NAPOLEON I, Emperor of France. Letter signed ("Napoleon," with flourish) as Emperor, to Minister of Finance François-Nicolas Mollien, Paris, 15 February 1806. 1½ pages, 4to, 225 x 185 mm. (9 x 7¼ in.), very light and scattered spotting at margins, otherwise in very good condition, in French.
3O MILLION LIVRES IN BULLION: NAPOLEON AND THE FINANCIAL ASPECTS OF WAR-MAKING
A highly unusual letter demonstrating Napoleon's personal control of the movement of the enormous capital in bullion needed to finance his campaigns. Less than two months after the key defeat of the Russians and Austrians in the Battle of Austerlitz, Napoleon sends urgent instructions to his Finance Minister for the disposition of funds and bullion for the Army and the Treasury. "You have 11 million at Strassburg in the account of the Grande Armée's paymaster. 10 more are coming from Strassburg on February 28, which are the 10 million from the Vienna tax. During the same period 3 million more are supposed to arrive from Augsburg, 3 from Frankfurt, and 2 million more from the taxes levied on the latter city; this makes a total of 18 million that the sinking-fund ('caisse d'amortissement') will have for the Rhine, which together with the 11 million in the Treasury will total 30 [sic] million...Here are my plans: negotiate with the caisse d'amortissememt and get them to deposit in the Treasury the 18 million that they have coming from the Rhine; give them in exchange whatever bonds you need to...Write without delay to have the 6 million from Ausgsburg and Frankfurt directed to Mainz and Strassburg; the 10 million in silver sent from Vienna will be arriving in Strassburg in 80 carriages: give orders to have 6 million of this kept in Strassburg and converted into currency, and have the rest, along with the ingots coming from Augsburg and Frankfurt, transported to Paris and sent to the Mint. Write immediately to Strassburg by courier to have the Army paymaster send everything in his account to Paris, except for 3 million which he should keep to cover the account. Take measures to have this money invested, but keep aside 9 million which I will need in March to pay the Army upon its return...It might also be useful to send a few ingots to Lyon, as much for the good of the city as to give some business to its Mint...".
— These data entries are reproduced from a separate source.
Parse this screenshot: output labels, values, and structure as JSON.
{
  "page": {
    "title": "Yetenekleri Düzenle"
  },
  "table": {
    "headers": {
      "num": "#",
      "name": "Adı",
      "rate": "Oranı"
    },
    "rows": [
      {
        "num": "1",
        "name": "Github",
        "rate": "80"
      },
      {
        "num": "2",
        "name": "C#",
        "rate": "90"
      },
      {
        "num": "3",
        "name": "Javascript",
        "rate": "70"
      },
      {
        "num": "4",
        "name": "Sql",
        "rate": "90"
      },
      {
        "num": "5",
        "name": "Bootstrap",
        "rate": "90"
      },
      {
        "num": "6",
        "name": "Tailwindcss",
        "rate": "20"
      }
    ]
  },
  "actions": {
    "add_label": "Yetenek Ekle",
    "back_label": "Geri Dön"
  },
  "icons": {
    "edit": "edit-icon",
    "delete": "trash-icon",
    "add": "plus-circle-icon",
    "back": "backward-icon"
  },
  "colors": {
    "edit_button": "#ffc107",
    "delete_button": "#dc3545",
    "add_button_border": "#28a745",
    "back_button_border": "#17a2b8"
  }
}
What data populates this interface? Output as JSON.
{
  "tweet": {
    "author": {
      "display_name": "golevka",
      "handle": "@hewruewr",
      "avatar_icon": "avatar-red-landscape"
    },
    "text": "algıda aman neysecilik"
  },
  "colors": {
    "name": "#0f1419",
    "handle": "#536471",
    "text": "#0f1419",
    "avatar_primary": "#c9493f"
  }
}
After a summer's respite, Napoleon, at the head of the Grande Armée, launched his campaign against the Prussians which climaxed at Jena-Auerstadt on 6 October 1806.